Imagine, if you will, a coffee company CEO--so well-versed in taking the temperature of the minds of millions--were reviewing Mitt Romney's nomination acceptance speech. After all, few business executives are more conscious of the effects of "standing there watching the gas pump hit 50 dollars and still going" and other ills of the litany that Romney recited. I wonder which other passages would attract the CEO's attention.
The executive might think about the superautomatic espresso machines that are likely in his or her company's stores. Because pulling a shot of the concentrated coffee is a small process repeated millions of times over, efficiency is everything. The machines are made by a Swiss company. I wonder what the executive thinks of having to put such expensive machines in every last store--regardless of sales volume--to gain that extra edge in efficiency so that the employees can stand around and talk to each other about their Film Studies major.

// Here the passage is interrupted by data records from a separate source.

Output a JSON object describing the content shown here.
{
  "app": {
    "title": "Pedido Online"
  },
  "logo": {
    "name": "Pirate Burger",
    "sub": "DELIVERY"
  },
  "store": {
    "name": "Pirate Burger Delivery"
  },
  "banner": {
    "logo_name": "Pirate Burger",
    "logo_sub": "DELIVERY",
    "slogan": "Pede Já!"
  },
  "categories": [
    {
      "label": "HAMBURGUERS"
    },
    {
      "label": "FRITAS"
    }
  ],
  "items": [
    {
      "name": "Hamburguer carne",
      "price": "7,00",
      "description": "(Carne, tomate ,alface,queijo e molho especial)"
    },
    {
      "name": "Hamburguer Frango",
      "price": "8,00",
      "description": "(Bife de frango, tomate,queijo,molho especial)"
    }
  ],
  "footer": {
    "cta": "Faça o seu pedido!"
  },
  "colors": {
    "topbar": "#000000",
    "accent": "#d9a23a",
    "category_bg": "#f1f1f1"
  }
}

Similarly, getting into our cars is a relatively minor process repeated on a millionfold scale. For whatever reason, by and large, we're evidently not interested in driving fuel-efficient vehicles. . .nor in maintaining even our inefficient ones. A piece of junk mail from my car dealership--granted, not the most trustworthy source--stated that 84% of cars on the road today need some part or maintenance. This, while seemingly no 40-year-old woman would be caught dead without a $100 hairdo. And if this sounds like a hypocritical thing for a driver of a poorly maintained vehicle to write, I might mention in my defense that I've recently run the numbers and determined that my 1999 Toyota Corolla still gets 40 MPG highway or thereabouts.
Americans are a wise and a smart people--and by no means a lazy people, intellectually or otherwise. Despite the many assaults we face on all these fronts, I don't hesitate to state as much. No less importantly, we're a people who are connected to nature. We camp, hunt, fish, even ice-fish. A coffee company CEO would be especially conscious of this fact. He or she spares no opportunity, after all, to associate the coffee product with environmental consciousness.
And make no mistake, the green movement is an undeniable and irreversible global megatrend. Like the information technology and telecommunications revolutions, it presents the private and public sector alike with a stark choice: get on board or be scraped off the pavement. Or, at minimum, be embarrassed by the obvious conflict between your statements and events.
"President Obama promised to begin to slow the rise of the oceans.
And to heal the planet."
Laughter, huh? What was that, erm, inconvenience that caused the convention to be rescheduled again?
I'm betting that among those who haven't recently been treated to dinner or other perks by the Koch Brothers, that sentiment elicits anything but laughter. Most particularly, the family-oriented demographic targeted by Romney's speech is, I'd bet, conscious of the fact that efforts to save the planet and those to "help you and your family" are of a piece. Thus Romney is fishing on thin ice indeed with this turn of phrase. Why? Because capital, noting the undeniable appeal of the sentiment, has been telling us for years that we need to choose their products and pay premium prices because it's good for the environment. And in many cases, rightly so.
And Romney thinks he can, all Superman-like, make the world's thinking start turning in the other direction?